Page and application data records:
-=-=-

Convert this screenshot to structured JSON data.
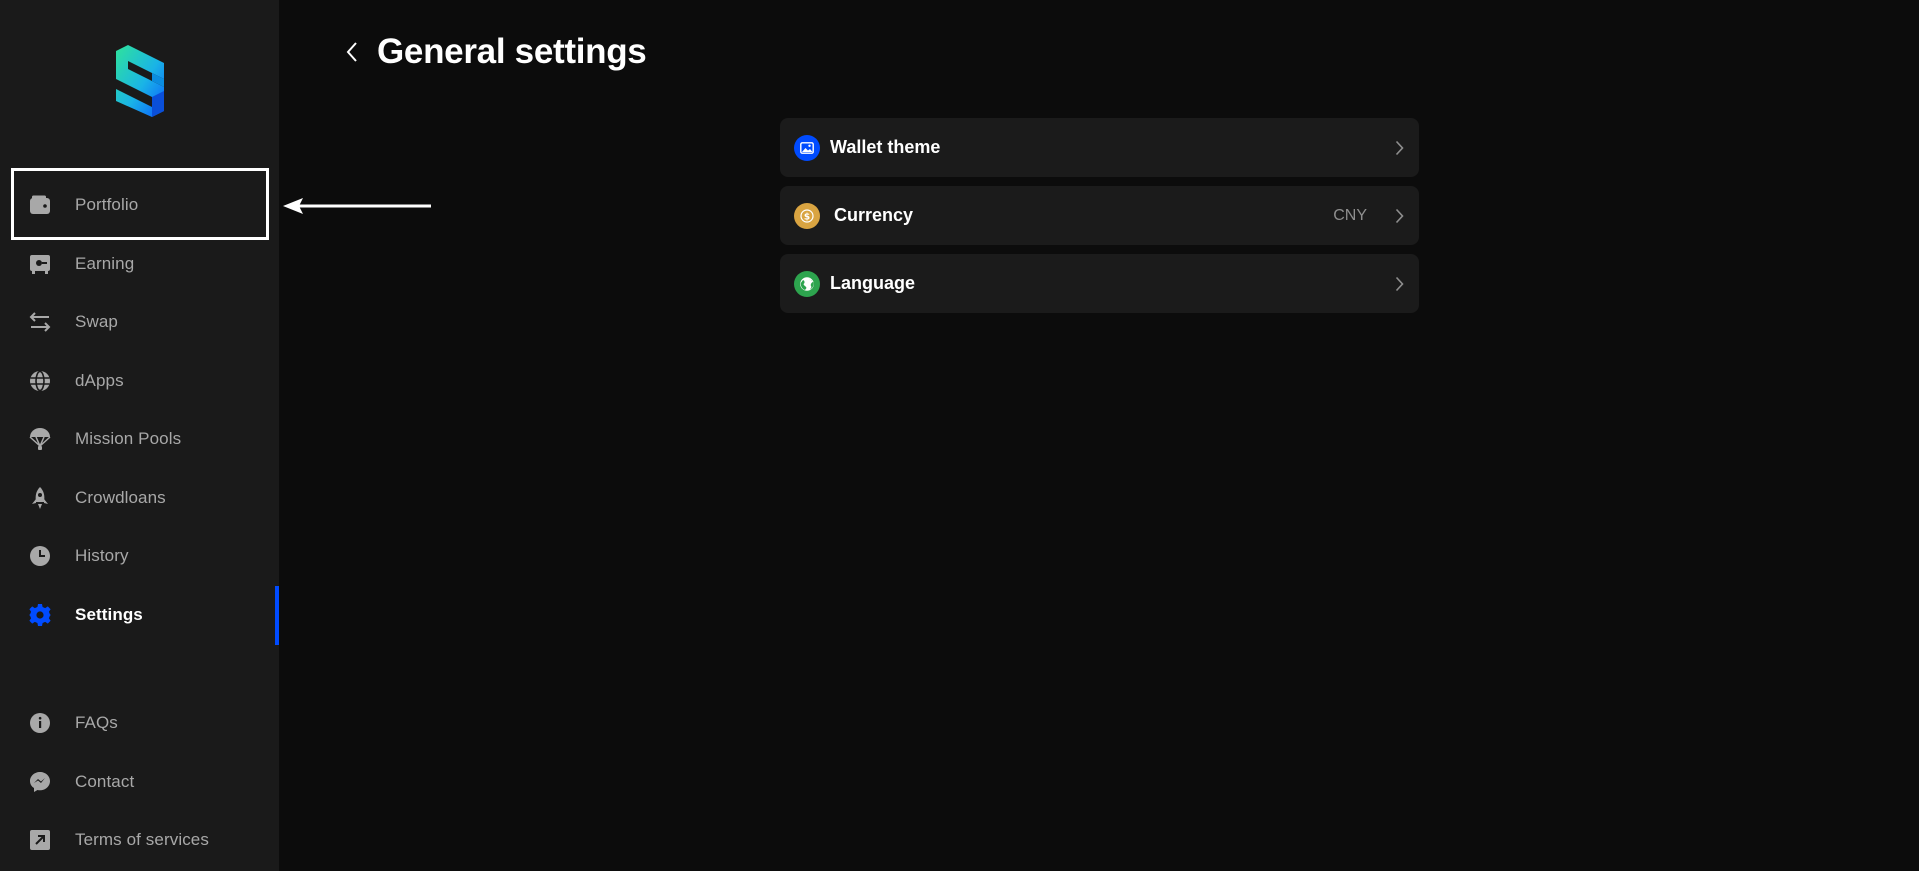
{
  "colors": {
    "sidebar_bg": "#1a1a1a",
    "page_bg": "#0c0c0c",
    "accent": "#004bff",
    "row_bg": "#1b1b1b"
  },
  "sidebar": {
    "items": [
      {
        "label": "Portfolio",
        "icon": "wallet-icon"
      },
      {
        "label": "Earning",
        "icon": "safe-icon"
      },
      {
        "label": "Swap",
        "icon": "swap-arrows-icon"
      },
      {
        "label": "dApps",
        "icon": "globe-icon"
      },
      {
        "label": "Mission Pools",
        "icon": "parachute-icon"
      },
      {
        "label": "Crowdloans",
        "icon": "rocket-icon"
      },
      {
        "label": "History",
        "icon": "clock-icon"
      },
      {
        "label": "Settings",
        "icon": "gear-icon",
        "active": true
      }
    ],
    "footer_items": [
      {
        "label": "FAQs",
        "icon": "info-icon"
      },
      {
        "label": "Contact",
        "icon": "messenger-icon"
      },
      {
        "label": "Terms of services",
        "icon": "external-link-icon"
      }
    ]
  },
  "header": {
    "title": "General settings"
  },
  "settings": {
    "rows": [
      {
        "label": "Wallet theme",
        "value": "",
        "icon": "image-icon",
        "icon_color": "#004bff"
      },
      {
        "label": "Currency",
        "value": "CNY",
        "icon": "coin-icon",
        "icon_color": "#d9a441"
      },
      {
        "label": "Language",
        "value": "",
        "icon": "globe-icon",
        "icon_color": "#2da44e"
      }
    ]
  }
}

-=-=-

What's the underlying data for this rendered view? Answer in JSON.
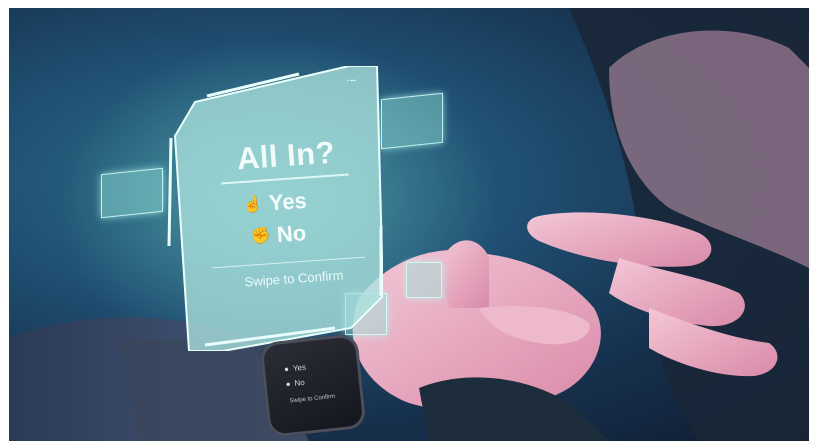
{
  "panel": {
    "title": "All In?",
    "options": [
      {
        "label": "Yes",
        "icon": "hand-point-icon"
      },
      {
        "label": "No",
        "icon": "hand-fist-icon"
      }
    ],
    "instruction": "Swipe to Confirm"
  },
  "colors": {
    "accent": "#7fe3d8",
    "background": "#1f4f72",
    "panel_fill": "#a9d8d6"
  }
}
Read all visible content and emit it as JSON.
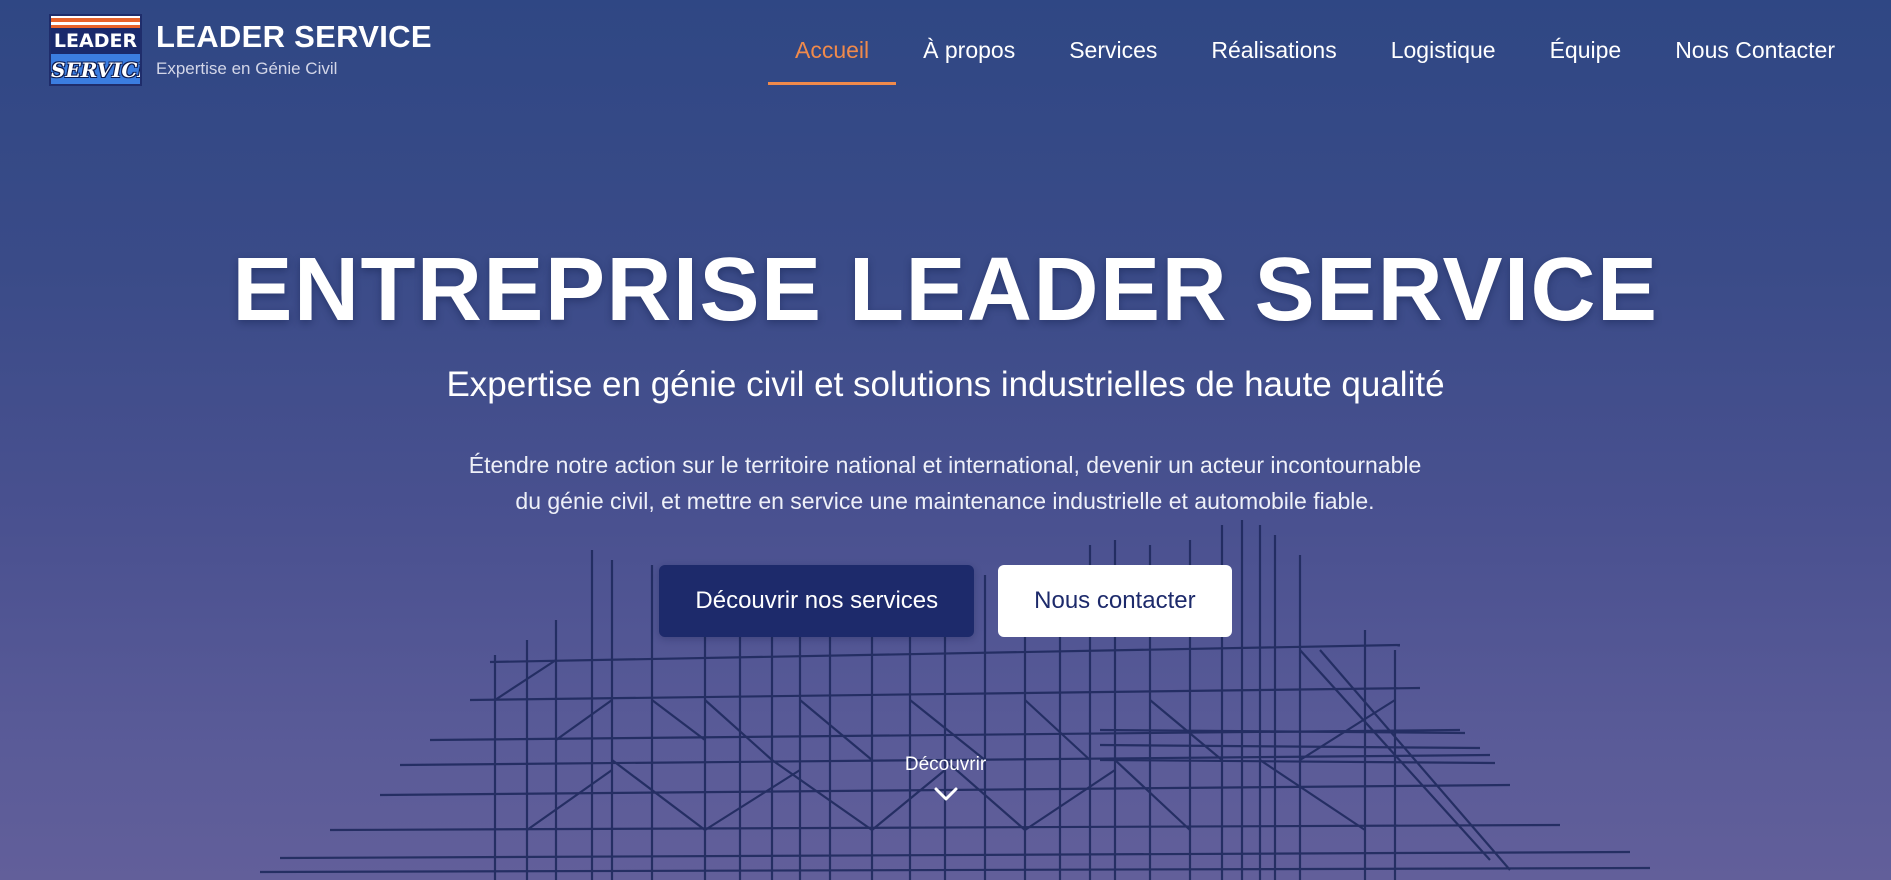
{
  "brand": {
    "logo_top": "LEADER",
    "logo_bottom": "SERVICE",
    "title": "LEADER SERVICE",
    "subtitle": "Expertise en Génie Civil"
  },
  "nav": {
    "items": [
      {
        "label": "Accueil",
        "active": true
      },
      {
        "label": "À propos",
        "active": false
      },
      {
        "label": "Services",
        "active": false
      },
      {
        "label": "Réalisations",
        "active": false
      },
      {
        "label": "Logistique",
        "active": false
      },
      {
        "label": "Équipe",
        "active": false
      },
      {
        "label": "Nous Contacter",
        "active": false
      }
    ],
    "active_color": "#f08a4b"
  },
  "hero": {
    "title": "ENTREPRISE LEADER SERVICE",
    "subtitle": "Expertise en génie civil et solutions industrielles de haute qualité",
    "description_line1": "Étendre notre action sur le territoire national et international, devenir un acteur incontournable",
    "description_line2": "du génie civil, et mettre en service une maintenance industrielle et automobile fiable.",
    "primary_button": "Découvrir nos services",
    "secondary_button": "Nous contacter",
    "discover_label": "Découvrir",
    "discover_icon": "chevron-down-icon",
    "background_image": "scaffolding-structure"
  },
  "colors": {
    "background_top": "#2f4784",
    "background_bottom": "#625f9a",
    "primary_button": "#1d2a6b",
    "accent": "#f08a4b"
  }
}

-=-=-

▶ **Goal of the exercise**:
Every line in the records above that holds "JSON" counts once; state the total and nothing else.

▶ **Result for this task**:
3